Karma, then, is a system that rewards users who practice good community behaviors — being active, but not obnoxious — and penalizes those who don’t.

But the weighting of user activity to calculate Karma has concerned or annoyed some Plurk users. Disappearing karma points = a disincentive to using the site.

I suspect users feel that way because karma is something that you earn. To lose it because of a busy day at work or a web-free vacation feels unfair. Couple that with a lack of transparency — which, much to its credit, Plurk has addressed — and you have a system in which some users opt out of the system of rules because they don’t know which rules they are being penalized for breaking.

I am still intrigued, though, by Plurk’s idea of rewarding or penalizing user behavior algorithmically rather than by community reporting or internal policing. One obvious advantage is that you mitigate some dumb mob effects.

On the other hand, your site runs risk of being perceived as a digital disciplinarian. You’re not the boss of me, dang it! Screw you and the karma-removing-horse you rode in on. I’m taking my ball and going home … or back to Twitter full time.

I think a better karma-style behavior system would:

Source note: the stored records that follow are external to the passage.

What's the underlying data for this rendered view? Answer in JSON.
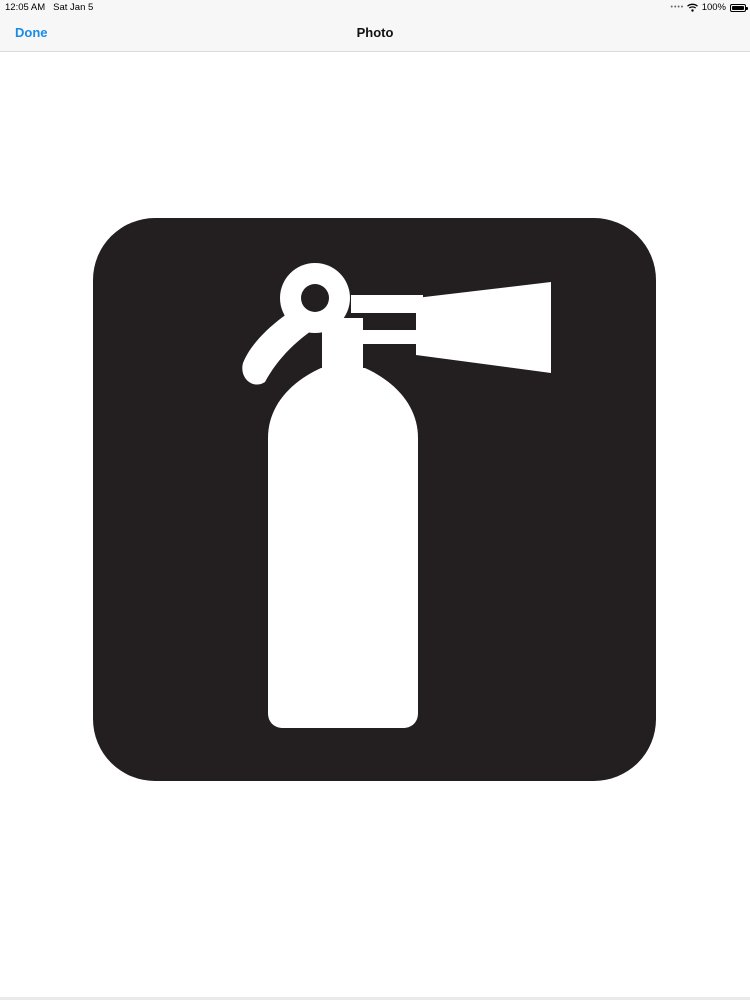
{
  "status_bar": {
    "time": "12:05 AM",
    "date": "Sat Jan 5",
    "battery": "100%"
  },
  "nav": {
    "done_label": "Done",
    "title": "Photo"
  },
  "photo": {
    "subject": "fire-extinguisher-icon",
    "background_color": "#231f20",
    "foreground_color": "#ffffff"
  },
  "colors": {
    "accent": "#1a8ce6"
  }
}
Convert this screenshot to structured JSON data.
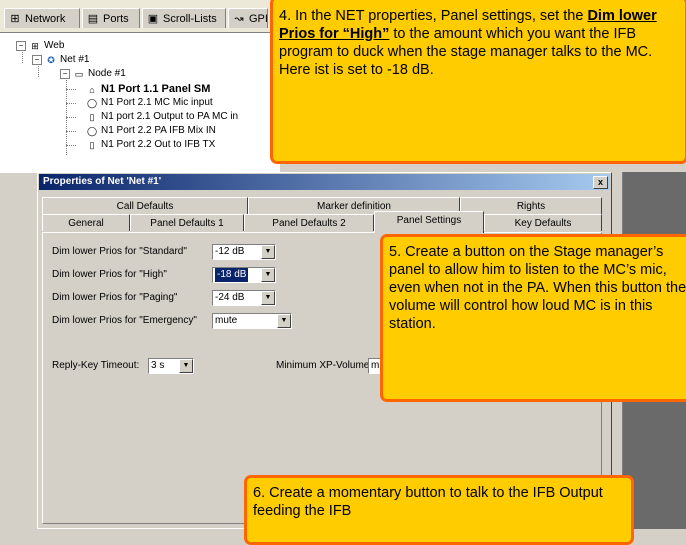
{
  "toolbar_tabs": [
    {
      "label": "Network",
      "icon": "network-icon"
    },
    {
      "label": "Ports",
      "icon": "ports-icon"
    },
    {
      "label": "Scroll-Lists",
      "icon": "scroll-lists-icon"
    },
    {
      "label": "GPI",
      "icon": "gpi-icon"
    }
  ],
  "tree": {
    "web": "Web",
    "net": "Net #1",
    "node": "Node #1",
    "items": [
      "N1 Port 1.1 Panel SM",
      "N1 Port 2.1  MC Mic input",
      "N1 port 2.1 Output to PA MC in",
      "N1 Port 2.2 PA IFB Mix IN",
      "N1 Port 2.2 Out to IFB TX"
    ]
  },
  "dialog": {
    "title": "Properties of Net 'Net #1'",
    "close": "x",
    "tabs_row1": [
      "Call Defaults",
      "Marker definition",
      "Rights"
    ],
    "tabs_row2": [
      "General",
      "Panel Defaults 1",
      "Panel Defaults 2",
      "Panel Settings",
      "Key Defaults"
    ],
    "active_tab": "Panel Settings",
    "fields": [
      {
        "label": "Dim lower Prios for \"Standard\"",
        "value": "-12 dB",
        "selected": false
      },
      {
        "label": "Dim lower Prios for \"High\"",
        "value": "-18 dB",
        "selected": true
      },
      {
        "label": "Dim lower Prios for \"Paging\"",
        "value": "-24 dB",
        "selected": false
      },
      {
        "label": "Dim lower Prios for \"Emergency\"",
        "value": "mute",
        "selected": false
      }
    ],
    "reply_key_label": "Reply-Key Timeout:",
    "reply_key_value": "3 s",
    "min_xp_label": "Minimum XP-Volume:",
    "min_xp_value": "mute"
  },
  "callouts": {
    "c4_pre": "4.  In the NET properties, Panel settings, set the  ",
    "c4_bold": "Dim lower Prios for “High”",
    "c4_post": " to the amount which you want the IFB program to duck when the stage manager talks to the MC. Here ist is set to -18 dB.",
    "c5": "5.  Create a button on the Stage manager’s panel to allow him to listen to the MC’s mic, even when not in the PA.  When this button the volume will control how loud MC is in this station.",
    "c6": "6. Create a momentary button to talk to the IFB Output feeding the IFB"
  },
  "colors": {
    "callout_fill": "#ffcc00",
    "callout_border": "#ff6600",
    "title_bar": "#0a246a"
  }
}
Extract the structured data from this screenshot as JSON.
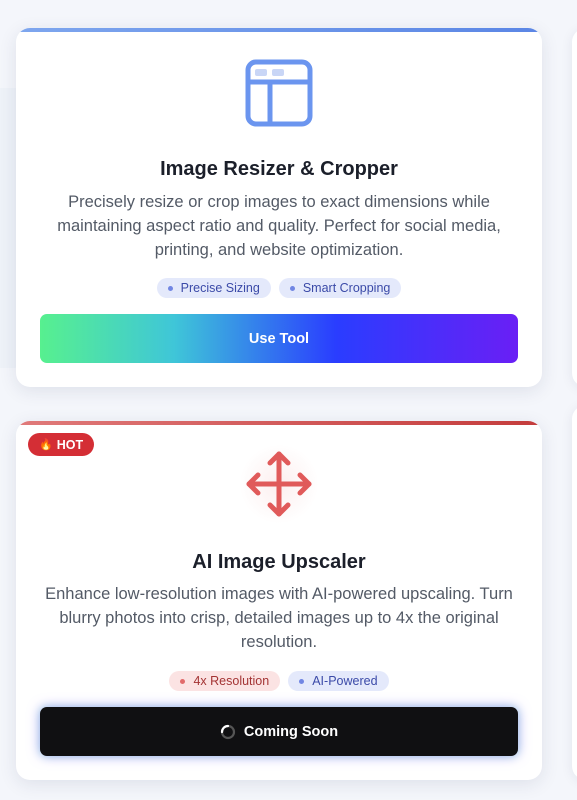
{
  "tools": [
    {
      "title": "Image Resizer & Cropper",
      "description": "Precisely resize or crop images to exact dimensions while maintaining aspect ratio and quality. Perfect for social media, printing, and website optimization.",
      "tags": [
        "Precise Sizing",
        "Smart Cropping"
      ],
      "button_label": "Use Tool",
      "icon": "layout-window-icon",
      "accent_color": "#5b86e5"
    },
    {
      "badge": "HOT",
      "badge_icon": "fire-icon",
      "title": "AI Image Upscaler",
      "description": "Enhance low-resolution images with AI-powered upscaling. Turn blurry photos into crisp, detailed images up to 4x the original resolution.",
      "tags": [
        "4x Resolution",
        "AI-Powered"
      ],
      "button_label": "Coming Soon",
      "icon": "move-arrows-icon",
      "accent_color": "#e05a5a"
    }
  ]
}
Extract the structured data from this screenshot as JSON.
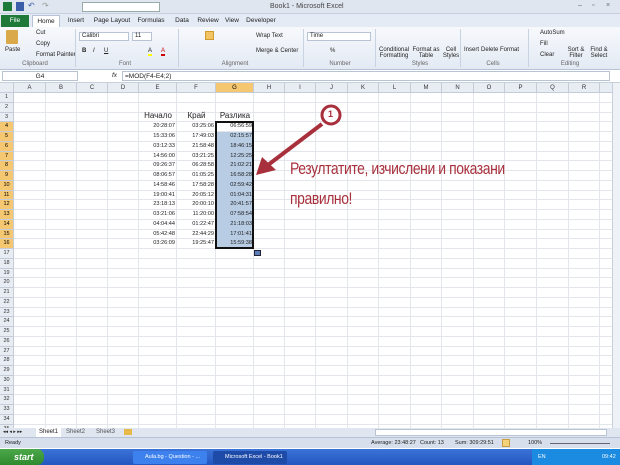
{
  "window": {
    "title": "Book1 - Microsoft Excel"
  },
  "tabs": [
    "File",
    "Home",
    "Insert",
    "Page Layout",
    "Formulas",
    "Data",
    "Review",
    "View",
    "Developer"
  ],
  "ribbon": {
    "clipboard": {
      "paste": "Paste",
      "cut": "Cut",
      "copy": "Copy",
      "format_painter": "Format Painter",
      "group": "Clipboard"
    },
    "font": {
      "name": "Calibri",
      "size": "11",
      "group": "Font"
    },
    "alignment": {
      "wrap": "Wrap Text",
      "merge": "Merge & Center",
      "group": "Alignment"
    },
    "number": {
      "format": "Time",
      "percent": "%",
      "group": "Number"
    },
    "styles": {
      "conditional": "Conditional Formatting",
      "table": "Format as Table",
      "cell": "Cell Styles",
      "group": "Styles"
    },
    "cells": {
      "insert": "Insert",
      "delete": "Delete",
      "format": "Format",
      "group": "Cells"
    },
    "editing": {
      "autosum": "AutoSum",
      "fill": "Fill",
      "clear": "Clear",
      "sort": "Sort & Filter",
      "find": "Find & Select",
      "group": "Editing"
    }
  },
  "formula_bar": {
    "name_box": "G4",
    "fx": "fx",
    "formula": "=MOD(F4-E4;2)"
  },
  "columns": [
    "A",
    "B",
    "C",
    "D",
    "E",
    "F",
    "G",
    "H",
    "I",
    "J",
    "K",
    "L",
    "M",
    "N",
    "O",
    "P",
    "Q",
    "R",
    "S"
  ],
  "selected_column": "G",
  "headers": {
    "E": "Начало",
    "F": "Край",
    "G": "Разлика"
  },
  "table": [
    [
      "20:28:07",
      "03:25:06",
      "06:56:59"
    ],
    [
      "15:33:06",
      "17:49:03",
      "02:15:57"
    ],
    [
      "03:12:33",
      "21:58:48",
      "18:46:15"
    ],
    [
      "14:56:00",
      "03:21:25",
      "12:25:25"
    ],
    [
      "09:26:37",
      "06:28:58",
      "21:02:21"
    ],
    [
      "08:06:57",
      "01:05:25",
      "16:58:28"
    ],
    [
      "14:58:46",
      "17:58:28",
      "02:59:42"
    ],
    [
      "19:00:41",
      "20:05:12",
      "01:04:31"
    ],
    [
      "23:18:13",
      "20:00:10",
      "20:41:57"
    ],
    [
      "03:21:06",
      "11:20:00",
      "07:58:54"
    ],
    [
      "04:04:44",
      "01:22:47",
      "21:18:03"
    ],
    [
      "05:42:48",
      "22:44:29",
      "17:01:41"
    ],
    [
      "03:26:09",
      "19:25:47",
      "15:59:38"
    ]
  ],
  "annotation": {
    "number": "1",
    "line1": "Резултатите, изчислени и показани",
    "line2": "правилно!",
    "color": "#a8303c"
  },
  "sheets": [
    "Sheet1",
    "Sheet2",
    "Sheet3"
  ],
  "status": {
    "mode": "Ready",
    "average": "Average: 23:48:27",
    "count": "Count: 13",
    "sum": "Sum: 309:29:51",
    "zoom": "100%"
  },
  "taskbar": {
    "start": "start",
    "tasks": [
      "Aula.bg - Question - ...",
      "Microsoft Excel - Book1"
    ],
    "lang": "EN",
    "time": "09:42"
  }
}
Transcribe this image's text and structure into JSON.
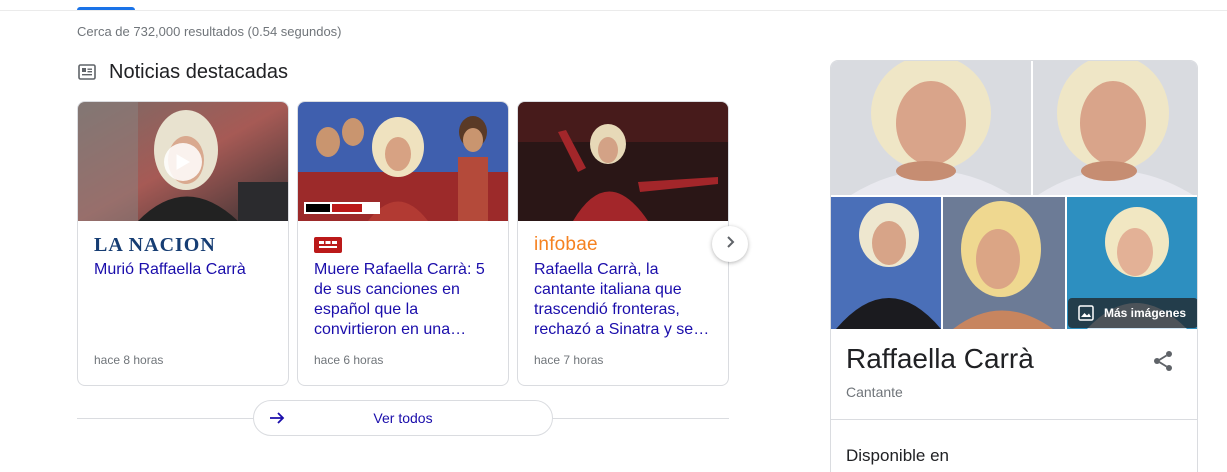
{
  "results": {
    "stats": "Cerca de 732,000 resultados (0.54 segundos)"
  },
  "news": {
    "heading": "Noticias destacadas",
    "cards": [
      {
        "source": "LA NACION",
        "headline": "Murió Raffaella Carrà",
        "age": "hace 8 horas",
        "has_video": true
      },
      {
        "source_icon": "bbc-news-logo",
        "thumb_badge": "BBC NEWS | MUNDO",
        "headline": "Muere Rafaella Carrà: 5 de sus canciones en español que la convirtieron en una…",
        "age": "hace 6 horas"
      },
      {
        "source": "infobae",
        "headline": "Rafaella Carrà, la cantante italiana que trascendió fronteras, rechazó a Sinatra y se…",
        "age": "hace 7 horas"
      }
    ],
    "see_all": "Ver todos"
  },
  "knowledge_panel": {
    "title": "Raffaella Carrà",
    "subtitle": "Cantante",
    "more_images": "Más imágenes",
    "section_heading": "Disponible en"
  },
  "colors": {
    "link": "#1a0dab",
    "secondary_text": "#70757a",
    "border": "#dadce0",
    "accent": "#1a73e8",
    "infobae": "#f58221",
    "lanacion": "#163d73",
    "bbc": "#bb1919"
  },
  "icons": [
    "newspaper-icon",
    "play-icon",
    "chevron-right-icon",
    "arrow-right-icon",
    "image-icon",
    "share-icon"
  ]
}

  1. Be transparent about the rules, norms, and expected behaviors.
  2. Be very, very obvious about where users can find those rules, norms, and expected behaviors.
  3. Always reward for use. Stay neutral on a lack of use. Deduct points only for more serious violations such as obvious spamming, or maybe obvious friend-whoring.